Online Class: A ZOOM invitation link will be sent one day before each class session begins.
The Magnificent Ambersons (1942) was Orson Welles’s immediate follow-up to his celebrated Citizen Kane (1941). We will view the entire film in the first session, and then discuss it in the second session by looking closely at, and listening carefully to, a series of specific examples from the film. By drawing upon archival material digitized from the Orson Welles Papers in the Screen Arts Mavericks and Makers Collections in the University of Michigan Special Collections Research Center, we will consider what was lost with the drastic recutting of the film prior to its release, which eliminated fully one-third of the film. The class sessions will be interactive, with observations, comments, and questions from attendees strongly encouraged. Reading Booth Tarkington’s original 1918 novel, now in the public domain, is recommended but not required.

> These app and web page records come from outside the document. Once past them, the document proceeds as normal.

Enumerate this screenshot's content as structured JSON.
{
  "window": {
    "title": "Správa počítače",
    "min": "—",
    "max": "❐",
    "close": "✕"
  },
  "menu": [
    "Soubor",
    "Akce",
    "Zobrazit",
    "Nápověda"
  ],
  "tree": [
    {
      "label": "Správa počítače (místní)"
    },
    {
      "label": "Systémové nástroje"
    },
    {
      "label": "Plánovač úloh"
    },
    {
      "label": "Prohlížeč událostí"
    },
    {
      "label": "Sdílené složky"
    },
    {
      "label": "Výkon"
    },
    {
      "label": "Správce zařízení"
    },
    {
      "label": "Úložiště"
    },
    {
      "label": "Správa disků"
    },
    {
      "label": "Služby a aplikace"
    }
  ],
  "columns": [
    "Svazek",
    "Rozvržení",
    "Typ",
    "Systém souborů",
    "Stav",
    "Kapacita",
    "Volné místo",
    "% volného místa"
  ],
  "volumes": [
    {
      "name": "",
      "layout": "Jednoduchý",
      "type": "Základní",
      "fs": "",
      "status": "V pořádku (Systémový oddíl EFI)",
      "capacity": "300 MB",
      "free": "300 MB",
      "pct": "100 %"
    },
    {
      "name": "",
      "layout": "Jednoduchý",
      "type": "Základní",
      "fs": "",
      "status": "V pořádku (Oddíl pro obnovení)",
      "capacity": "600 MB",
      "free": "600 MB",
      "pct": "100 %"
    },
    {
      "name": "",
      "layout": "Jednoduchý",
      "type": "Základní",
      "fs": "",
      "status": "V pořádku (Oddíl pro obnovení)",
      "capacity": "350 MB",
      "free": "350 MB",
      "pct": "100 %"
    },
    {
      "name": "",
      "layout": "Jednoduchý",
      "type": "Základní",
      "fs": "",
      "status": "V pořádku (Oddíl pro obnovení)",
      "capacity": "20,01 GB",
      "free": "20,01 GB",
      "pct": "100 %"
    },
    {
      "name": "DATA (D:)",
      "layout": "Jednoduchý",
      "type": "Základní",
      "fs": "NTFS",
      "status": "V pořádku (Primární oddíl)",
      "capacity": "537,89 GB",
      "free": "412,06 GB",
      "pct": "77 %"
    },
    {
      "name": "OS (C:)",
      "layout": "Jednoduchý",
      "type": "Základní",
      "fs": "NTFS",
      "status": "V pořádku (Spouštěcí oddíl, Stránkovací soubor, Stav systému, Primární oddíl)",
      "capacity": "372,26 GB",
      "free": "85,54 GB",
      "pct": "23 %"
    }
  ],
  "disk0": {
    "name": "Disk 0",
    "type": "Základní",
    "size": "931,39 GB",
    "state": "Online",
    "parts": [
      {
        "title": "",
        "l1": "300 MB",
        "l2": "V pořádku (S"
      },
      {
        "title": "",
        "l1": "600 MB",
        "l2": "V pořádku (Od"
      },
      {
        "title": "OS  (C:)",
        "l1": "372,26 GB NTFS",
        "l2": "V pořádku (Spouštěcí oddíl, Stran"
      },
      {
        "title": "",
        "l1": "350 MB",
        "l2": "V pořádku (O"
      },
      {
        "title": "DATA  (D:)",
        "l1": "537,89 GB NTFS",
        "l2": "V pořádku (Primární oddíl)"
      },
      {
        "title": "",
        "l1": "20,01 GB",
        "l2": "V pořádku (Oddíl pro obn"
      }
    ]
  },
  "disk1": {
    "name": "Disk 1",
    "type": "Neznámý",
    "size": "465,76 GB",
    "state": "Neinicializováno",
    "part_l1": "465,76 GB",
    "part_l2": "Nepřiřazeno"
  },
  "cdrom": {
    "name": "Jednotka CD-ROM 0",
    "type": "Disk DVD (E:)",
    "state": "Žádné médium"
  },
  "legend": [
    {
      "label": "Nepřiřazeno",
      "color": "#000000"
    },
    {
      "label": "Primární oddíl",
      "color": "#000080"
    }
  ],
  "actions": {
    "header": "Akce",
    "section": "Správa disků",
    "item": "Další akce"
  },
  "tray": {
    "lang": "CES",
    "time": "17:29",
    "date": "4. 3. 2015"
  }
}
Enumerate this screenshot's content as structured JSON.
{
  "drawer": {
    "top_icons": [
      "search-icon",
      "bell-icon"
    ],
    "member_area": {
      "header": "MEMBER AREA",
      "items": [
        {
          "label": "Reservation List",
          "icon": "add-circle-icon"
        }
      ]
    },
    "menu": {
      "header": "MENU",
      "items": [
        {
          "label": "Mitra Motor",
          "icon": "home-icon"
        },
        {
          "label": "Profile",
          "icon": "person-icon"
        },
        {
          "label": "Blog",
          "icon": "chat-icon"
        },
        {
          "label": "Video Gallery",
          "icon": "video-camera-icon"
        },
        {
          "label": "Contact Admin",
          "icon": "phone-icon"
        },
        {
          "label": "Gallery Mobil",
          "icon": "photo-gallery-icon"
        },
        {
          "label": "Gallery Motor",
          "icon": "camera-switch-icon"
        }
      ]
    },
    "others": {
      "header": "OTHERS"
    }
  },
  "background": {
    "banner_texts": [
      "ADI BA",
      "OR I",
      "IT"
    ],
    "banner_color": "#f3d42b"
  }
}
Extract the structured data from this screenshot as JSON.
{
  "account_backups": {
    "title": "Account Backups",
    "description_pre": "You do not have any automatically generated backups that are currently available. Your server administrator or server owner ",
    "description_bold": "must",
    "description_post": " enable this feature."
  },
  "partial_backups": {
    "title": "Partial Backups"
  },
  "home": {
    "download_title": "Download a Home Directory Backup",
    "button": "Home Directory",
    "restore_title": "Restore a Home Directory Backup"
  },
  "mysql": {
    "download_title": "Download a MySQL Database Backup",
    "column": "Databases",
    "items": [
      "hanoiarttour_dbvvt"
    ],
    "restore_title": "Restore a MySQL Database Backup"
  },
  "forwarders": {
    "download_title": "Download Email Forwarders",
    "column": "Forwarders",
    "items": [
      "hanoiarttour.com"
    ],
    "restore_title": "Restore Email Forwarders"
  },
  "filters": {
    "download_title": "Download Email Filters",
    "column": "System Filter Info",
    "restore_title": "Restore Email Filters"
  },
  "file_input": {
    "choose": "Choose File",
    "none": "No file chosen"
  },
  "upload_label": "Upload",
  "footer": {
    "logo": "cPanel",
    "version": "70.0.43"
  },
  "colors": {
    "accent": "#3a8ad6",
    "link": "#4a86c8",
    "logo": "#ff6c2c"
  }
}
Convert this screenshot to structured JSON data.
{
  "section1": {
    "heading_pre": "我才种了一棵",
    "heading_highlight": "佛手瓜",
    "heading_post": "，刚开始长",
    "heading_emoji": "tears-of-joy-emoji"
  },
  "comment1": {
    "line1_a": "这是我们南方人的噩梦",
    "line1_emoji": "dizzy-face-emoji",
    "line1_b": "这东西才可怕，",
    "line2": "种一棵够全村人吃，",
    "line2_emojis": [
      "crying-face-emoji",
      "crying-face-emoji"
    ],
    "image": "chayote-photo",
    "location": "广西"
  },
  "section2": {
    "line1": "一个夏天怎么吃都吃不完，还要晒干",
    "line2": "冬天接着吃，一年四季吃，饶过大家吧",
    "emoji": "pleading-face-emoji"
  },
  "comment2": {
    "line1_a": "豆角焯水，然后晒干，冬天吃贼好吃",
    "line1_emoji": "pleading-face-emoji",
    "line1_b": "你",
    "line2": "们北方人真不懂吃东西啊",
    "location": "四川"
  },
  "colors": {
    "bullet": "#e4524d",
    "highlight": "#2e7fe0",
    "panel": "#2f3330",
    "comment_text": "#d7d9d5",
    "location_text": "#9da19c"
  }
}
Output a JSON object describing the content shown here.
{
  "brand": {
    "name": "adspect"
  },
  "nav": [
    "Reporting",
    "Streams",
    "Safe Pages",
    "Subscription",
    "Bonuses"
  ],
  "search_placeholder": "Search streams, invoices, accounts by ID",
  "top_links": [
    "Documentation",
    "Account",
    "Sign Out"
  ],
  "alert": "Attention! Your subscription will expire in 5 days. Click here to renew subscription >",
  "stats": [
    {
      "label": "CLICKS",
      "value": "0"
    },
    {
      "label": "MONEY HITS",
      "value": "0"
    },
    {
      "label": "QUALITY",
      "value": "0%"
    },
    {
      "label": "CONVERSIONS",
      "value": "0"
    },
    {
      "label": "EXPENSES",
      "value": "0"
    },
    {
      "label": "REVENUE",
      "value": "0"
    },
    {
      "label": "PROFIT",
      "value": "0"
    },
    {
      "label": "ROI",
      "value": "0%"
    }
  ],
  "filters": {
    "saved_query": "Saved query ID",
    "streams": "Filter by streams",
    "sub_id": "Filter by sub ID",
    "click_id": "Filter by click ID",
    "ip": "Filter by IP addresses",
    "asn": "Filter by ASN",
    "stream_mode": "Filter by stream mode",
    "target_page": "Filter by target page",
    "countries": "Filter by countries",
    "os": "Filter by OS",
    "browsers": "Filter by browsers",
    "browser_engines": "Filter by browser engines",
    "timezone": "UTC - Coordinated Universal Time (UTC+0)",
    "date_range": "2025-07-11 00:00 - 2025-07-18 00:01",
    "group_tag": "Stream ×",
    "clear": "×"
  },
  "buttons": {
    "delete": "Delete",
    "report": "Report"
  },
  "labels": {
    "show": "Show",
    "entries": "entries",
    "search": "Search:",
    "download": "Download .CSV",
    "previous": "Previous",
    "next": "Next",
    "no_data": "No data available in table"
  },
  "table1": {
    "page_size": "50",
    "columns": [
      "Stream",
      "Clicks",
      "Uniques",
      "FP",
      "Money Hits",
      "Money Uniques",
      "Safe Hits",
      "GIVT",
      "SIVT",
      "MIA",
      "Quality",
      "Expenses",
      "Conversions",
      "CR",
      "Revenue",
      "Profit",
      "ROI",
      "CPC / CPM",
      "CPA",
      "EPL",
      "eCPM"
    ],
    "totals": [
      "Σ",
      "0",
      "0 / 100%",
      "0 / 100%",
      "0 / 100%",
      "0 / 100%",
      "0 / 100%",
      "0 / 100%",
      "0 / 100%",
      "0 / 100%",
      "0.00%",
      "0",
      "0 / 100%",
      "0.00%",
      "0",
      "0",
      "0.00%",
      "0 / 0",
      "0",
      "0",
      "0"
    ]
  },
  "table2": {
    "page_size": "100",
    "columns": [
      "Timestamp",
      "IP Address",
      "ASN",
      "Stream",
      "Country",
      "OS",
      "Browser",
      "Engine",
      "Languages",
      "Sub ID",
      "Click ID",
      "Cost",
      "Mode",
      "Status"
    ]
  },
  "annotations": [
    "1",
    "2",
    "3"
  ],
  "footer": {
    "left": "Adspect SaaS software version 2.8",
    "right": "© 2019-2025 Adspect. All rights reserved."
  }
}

Matthew Solomon is a professor in the Department of Film, Television, and Media at the University of Michigan. He is the author of Disappearing Tricks: Silent Film, Houdini, and the New Magic of the Twentieth Century, which won the Kraszna-Krausz Award for best moving image book. He has also authored a BFI Film Classics monograph on Charlie Chaplin’s The Gold Rush, and, most recently, Méliès Boots: Footwear and Film Manufacturing in Second Industrial Revolution Paris.